Yuungnaqpiallerput - The Way We Genuinely Live - Masterworks of Yup'ik Science and Survival

MenuScheduleBooksThank YouLendersSponsorsPress Release
Calista Elders Council
570 3rd Ave # 219
Bethel, AK 99559
(907) 543-1541

Visit the Anchorage Museum
625 C Street Anchorage, AK 99501



Kaigaluteng cat amlleresqelluki - Requesting abundance
Photo: Alfred Milotte, Alaska State Museum

Masked Dancers perfoming in Qissunaq, 1946.

Cama-i Dance Festival
Photo:James Barker

Theresa Charles, Cama-i Dance Festival, Bethel.

Cauyam qasiartellran quyungqavkallrui ciuliaput.

The reverberation of the drum kept everyone together.

--Frank Andrew, Kwigillingok, August 2003

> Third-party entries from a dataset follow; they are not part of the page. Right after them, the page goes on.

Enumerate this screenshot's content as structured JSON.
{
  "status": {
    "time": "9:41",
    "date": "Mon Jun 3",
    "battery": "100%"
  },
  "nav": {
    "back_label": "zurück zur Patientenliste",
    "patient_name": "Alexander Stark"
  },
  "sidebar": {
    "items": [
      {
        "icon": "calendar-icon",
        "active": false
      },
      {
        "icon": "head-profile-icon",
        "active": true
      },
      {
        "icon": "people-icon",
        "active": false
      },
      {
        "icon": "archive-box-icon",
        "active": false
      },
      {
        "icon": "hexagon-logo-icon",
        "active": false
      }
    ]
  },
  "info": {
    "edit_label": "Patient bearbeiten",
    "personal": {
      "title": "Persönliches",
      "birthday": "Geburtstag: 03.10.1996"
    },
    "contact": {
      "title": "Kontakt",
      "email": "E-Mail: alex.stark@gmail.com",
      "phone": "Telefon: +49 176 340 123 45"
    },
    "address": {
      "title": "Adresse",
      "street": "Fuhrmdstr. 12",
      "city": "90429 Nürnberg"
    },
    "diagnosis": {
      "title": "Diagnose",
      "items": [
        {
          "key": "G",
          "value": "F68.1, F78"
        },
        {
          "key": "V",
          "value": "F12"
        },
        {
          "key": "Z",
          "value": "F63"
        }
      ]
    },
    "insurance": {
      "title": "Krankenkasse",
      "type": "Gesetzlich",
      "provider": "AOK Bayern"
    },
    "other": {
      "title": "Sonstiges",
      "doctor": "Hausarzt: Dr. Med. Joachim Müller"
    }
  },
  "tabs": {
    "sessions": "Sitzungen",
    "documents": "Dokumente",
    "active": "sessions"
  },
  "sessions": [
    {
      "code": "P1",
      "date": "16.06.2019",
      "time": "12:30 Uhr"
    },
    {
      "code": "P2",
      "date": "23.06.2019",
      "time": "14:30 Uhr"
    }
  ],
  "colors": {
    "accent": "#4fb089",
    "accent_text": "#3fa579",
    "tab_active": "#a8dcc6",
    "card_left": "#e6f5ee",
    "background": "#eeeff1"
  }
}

Dances and songs give thanks to animals and plants at the end of one year and request their abundance in the next. This song asks for driftwood in the spring:

Yuugiiyamaa [My spirit],
Look toward the upper Kuskokwim River.
It is layered with logs.
Yuugiiyamaa, look toward the upper Yukon River up there,
It is getting piled with driftwood.

Cauyaq - Drum

Cauyaq - Drum

Frank Andrew noted:
"The drum is indeed most important. Our ancestors used it to give thanks for the things they harvested starting from January, and they were joyous.
All villages used the drum in dancing.
Our ancestors kept the drum's sound alive, using it to uphold customary ways."


L- 20 1/2 in
W- 12 1/2 in
H- 6 1/2 in


I. A. Lee, Cape Vancouver, 1905, Peabody Essex Museum 13084

Taqukaruak - Seal masks


Used both to celebrate the seals' personhood and request their return in the coming year.
Worn in enactments of past spiritual encounters, the masks had the power to evoke such encounters in the future.


Diameter - 6 in


I. A. Lee, Cape Vancouver, 1910, Peabody Essex Museum 13081, 13082


Copyright 2008-15, All Rights Reserved.
No Replication of Images or Design without Express Written Permission.